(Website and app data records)
══════════

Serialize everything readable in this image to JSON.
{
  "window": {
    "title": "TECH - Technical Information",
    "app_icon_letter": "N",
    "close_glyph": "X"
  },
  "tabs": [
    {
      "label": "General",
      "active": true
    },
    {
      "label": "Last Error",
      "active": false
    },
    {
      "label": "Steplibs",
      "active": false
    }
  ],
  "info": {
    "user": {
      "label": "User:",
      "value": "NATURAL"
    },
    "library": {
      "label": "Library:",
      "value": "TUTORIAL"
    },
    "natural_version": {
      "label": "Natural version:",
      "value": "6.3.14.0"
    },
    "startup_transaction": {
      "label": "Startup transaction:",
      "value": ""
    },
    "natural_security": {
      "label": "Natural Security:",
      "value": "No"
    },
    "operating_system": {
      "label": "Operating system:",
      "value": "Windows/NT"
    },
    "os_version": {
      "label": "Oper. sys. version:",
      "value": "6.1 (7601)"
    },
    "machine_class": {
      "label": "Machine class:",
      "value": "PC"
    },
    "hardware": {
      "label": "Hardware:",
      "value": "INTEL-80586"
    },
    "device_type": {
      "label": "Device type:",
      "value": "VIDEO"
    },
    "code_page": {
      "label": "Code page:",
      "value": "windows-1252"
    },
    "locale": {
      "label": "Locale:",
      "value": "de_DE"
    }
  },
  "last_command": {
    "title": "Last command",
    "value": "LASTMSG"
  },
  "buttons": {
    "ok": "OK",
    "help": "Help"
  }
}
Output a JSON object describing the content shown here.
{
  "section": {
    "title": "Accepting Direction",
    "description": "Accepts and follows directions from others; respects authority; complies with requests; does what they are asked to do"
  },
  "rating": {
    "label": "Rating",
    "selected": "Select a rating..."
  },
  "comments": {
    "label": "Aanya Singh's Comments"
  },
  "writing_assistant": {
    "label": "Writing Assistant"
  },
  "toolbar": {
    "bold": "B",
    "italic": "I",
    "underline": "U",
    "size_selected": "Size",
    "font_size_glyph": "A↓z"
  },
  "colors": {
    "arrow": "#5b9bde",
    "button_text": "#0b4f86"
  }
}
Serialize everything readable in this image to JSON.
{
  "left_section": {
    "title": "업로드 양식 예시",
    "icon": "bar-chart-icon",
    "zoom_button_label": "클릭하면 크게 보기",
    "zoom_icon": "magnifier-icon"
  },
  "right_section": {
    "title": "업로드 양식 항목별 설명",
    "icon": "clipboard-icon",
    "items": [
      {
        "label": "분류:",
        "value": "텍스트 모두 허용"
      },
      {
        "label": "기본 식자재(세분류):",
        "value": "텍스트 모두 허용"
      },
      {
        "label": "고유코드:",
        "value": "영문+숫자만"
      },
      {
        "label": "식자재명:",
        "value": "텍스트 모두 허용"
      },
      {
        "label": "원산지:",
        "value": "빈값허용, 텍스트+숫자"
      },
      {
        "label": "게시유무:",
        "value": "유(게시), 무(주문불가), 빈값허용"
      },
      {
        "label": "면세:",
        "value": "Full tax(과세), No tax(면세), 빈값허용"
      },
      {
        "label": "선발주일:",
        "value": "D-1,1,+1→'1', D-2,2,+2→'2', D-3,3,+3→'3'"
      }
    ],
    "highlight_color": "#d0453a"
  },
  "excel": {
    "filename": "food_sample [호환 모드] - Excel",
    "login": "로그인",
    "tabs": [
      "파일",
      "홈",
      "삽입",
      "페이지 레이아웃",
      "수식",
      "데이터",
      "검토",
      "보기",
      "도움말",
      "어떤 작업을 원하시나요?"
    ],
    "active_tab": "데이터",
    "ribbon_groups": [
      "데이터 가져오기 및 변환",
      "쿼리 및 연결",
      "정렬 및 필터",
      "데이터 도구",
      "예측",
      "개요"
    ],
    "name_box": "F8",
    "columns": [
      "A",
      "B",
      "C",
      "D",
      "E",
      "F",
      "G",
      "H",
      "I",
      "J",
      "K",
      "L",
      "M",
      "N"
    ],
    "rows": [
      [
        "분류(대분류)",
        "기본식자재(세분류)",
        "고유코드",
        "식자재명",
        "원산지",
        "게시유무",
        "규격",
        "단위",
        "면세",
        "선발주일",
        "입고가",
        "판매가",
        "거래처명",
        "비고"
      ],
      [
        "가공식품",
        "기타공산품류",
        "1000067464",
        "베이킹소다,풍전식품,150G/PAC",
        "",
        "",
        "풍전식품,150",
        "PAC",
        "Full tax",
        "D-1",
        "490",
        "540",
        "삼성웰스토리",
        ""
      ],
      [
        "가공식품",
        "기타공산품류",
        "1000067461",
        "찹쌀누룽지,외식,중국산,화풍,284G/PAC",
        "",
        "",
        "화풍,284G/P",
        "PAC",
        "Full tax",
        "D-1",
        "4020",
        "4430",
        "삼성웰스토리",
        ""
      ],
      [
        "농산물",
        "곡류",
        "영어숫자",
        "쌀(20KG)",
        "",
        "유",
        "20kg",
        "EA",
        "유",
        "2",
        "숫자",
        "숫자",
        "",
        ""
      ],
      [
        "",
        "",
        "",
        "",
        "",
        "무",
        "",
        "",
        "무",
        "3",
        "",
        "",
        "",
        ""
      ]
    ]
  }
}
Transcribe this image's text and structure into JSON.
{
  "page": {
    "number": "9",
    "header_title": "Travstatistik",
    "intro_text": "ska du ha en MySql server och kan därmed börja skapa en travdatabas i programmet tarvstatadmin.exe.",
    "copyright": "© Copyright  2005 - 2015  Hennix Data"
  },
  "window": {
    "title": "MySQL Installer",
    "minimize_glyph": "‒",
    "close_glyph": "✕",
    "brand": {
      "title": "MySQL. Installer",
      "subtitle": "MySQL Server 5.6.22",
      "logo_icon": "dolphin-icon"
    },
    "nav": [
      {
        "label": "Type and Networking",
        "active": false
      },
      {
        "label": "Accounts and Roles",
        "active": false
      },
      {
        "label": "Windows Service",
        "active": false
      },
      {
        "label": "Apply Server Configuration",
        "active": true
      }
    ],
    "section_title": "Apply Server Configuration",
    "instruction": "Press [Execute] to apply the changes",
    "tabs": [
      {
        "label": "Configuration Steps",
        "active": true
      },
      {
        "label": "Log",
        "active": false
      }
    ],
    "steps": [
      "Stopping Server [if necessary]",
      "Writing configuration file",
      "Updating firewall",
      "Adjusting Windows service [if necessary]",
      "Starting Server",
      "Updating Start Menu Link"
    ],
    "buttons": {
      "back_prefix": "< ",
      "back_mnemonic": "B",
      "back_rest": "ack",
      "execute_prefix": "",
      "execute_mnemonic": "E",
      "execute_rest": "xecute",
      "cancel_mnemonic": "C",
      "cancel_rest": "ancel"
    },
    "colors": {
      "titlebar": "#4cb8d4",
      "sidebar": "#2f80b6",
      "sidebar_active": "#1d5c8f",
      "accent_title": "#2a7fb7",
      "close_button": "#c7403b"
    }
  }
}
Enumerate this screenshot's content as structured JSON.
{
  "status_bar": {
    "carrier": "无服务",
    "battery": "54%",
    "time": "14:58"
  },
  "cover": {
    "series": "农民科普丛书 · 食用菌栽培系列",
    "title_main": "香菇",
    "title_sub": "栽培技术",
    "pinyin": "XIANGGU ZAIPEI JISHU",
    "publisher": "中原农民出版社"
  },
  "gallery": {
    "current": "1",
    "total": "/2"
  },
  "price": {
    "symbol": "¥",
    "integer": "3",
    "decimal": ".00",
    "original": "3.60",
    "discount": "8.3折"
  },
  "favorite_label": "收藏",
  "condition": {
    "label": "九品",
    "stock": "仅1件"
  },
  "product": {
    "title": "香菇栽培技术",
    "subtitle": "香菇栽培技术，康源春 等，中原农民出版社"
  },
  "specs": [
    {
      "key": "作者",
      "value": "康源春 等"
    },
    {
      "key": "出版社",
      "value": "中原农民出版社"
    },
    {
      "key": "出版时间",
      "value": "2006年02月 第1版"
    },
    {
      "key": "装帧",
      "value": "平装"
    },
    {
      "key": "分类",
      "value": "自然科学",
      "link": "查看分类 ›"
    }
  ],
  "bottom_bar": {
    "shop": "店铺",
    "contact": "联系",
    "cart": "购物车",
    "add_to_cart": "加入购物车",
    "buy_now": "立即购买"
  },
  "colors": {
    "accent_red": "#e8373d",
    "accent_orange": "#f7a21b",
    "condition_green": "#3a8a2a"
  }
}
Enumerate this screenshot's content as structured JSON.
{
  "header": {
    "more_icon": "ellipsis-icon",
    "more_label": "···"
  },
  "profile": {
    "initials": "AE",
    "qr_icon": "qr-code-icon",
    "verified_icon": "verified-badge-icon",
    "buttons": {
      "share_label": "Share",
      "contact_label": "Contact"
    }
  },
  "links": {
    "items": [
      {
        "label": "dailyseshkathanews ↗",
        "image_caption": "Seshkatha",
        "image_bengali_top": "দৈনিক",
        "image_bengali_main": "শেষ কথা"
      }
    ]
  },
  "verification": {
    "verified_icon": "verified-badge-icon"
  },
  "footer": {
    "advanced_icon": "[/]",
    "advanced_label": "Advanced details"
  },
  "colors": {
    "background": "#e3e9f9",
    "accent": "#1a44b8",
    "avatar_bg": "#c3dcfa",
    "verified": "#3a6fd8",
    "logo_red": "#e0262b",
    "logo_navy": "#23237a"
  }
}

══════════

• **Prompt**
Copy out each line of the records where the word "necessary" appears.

• **Output for this task**
      "Stopping Server [if necessary]",
      "Adjusting Windows service [if necessary]",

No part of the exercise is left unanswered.